In one million years, when curious archaeologists start digging into the Earth to laugh at the adorable ways people used to live, I wonder what they’ll find. Mounds of discarded KeepCups? Worn-out North Face jackets? Those little plastic tops we keep on sea salt sprays to stop them leaking everywhere? Perhaps they’ll even be disappointed by all of this, because what they were really looking for was a long-abandoned power source they’d only recently discovered they urgently needed (the battery in the PS5).
But I do wonder, how many slices of frozen cake will they find?
I know that cake is not very robust, even when frozen, so it’s unlikely that future scientists will be able to find any. But that’s besides the point. On Wednesday, a piece of 40-year-old frozen cake was auctioned off. The reason people wanted this frozen cake is because it came from one of Prince Charles and Princess Diana’s wedding cakes in 1981. (They had 23 wedding cakes, which seems excessive to me, but truthfully I’ve never seen the Queen eat before.)
It seems that some of the cake was sent to Clarence House for the royal staff to eat and that’s where Moyra Smith, an employee of the Queen Mother (Charles’s granny), got a piece, covered it in cling wrap and put it in her freezer. Now, someone has bought the cake piece for £1,850 (AU$3,483), several times over its estimated price of £300-500.
I’ve been thinking a lot about this cake. Did Moyra save it because she thought it would be valuable one day? (“The cake lasted much longer than the marriage!” you might say if you were nasty, which I am not.) Did she just put it in the freezer because she didn’t feel particularly hungry that day, but felt guilty leaving a piece of cake with the royal coat of arms to go sweaty on the kitchen counter? Over the years, was Moyra ever tempted to take one of those tiny forks and have a tiny taste?
The cake itself looks a bit like a soggy tea towel wrapped around dried orange peel and sultanas, so I wouldn’t have been tempted. (The auction house has already sternly warned “we advise against eating it”.) Besides, eating marzipan has always felt akin to chewing on old curtains to me, so my opinion is probably irrelevant.
I have done enough rotations on this planet to know that freezing pieces of wedding cake isn’t unusual. I know my family kept a hunk of my communion cake in the freezer for ages, but it was an ice-cream cake so that wasn’t very notable.
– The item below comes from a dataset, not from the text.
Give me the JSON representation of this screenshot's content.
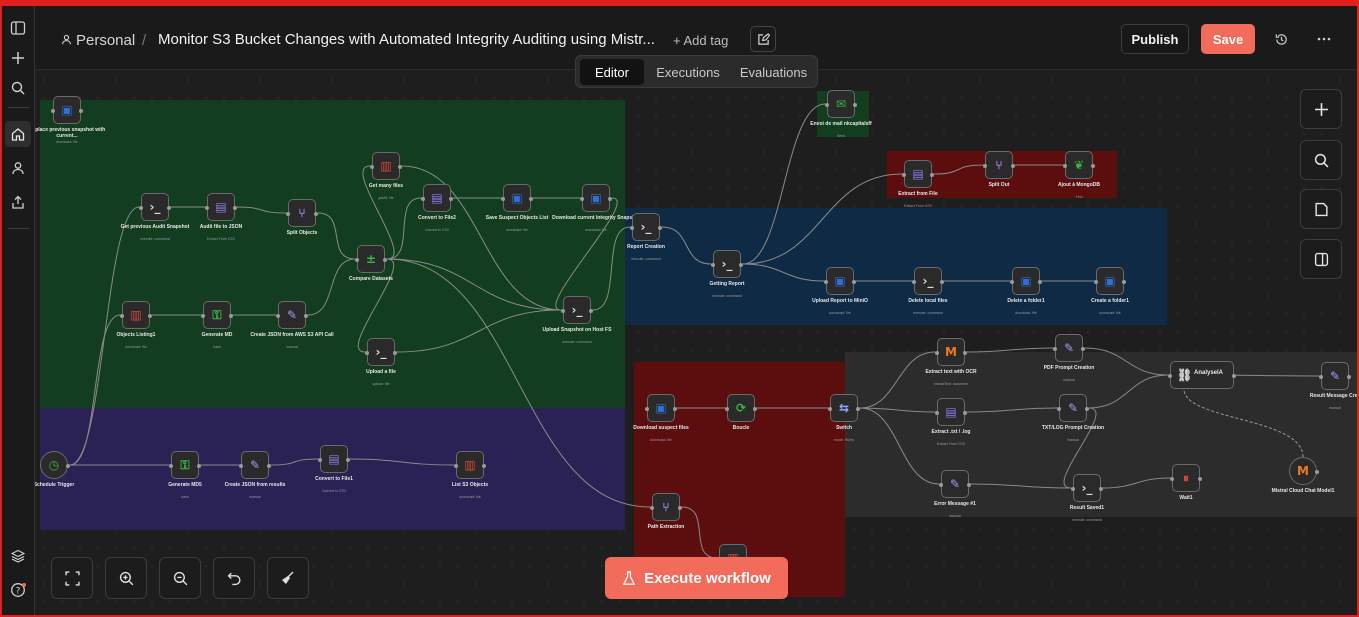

I think we probably threw it out when we didn’t have room for nuggets and Neapolitan anymore.
But when you freeze a piece of important-occasion cake: then what happens? When the mood takes you, do you just wander into the kitchen, take the slice out of the freezer and stare at its cracked icing until your hand gets too cold? Do you take it out on the anniversary of the occasion, light some candles, put on Joni Mitchell’s Blue and then stare at it for a while? Do you ever thaw it and eat it? Is this a provincial thing to ask?
I do understand, though, why people feel compelled to freeze cake without really thinking about why they do it.
This year in the last week of May I released my first book, which was a time of great excitement and feeling like I needed to puke every 20 minutes. The book launch was cancelled on the day of the event (something about an airborne plague?) as so many others have been. My publisher gave me a giant box of mini cupcakes that were meant for the launch party, chocolate and vanilla bulbs with little sugary stamps of my book’s cover on the top.
After crying for four to six hours, only pausing to smash mini cupcakes into my mouth, I realised that I needed to do something with the rest of them. We were in a hard lockdown, so I couldn’t exactly walk around the neighbourhood handing them out like some sort of Pied Piper of germs. Throwing them out felt as though I was throwing out my dreams; throwing out any sort of cake has always been fairly antithetical to my values. So I decided to freeze some. I didn’t know what else to do, so I did that.
Right now, in my freezer, is a small blue Tupperware container of rock-hard cupcakes with tiny iced book covers on them. I have no idea when I’ll look at them or what I’ll do with them. They function as a sort of proof of life – this thing did happen and don’t let your brain trick you into thinking otherwise. I hope the archeologists enjoy them.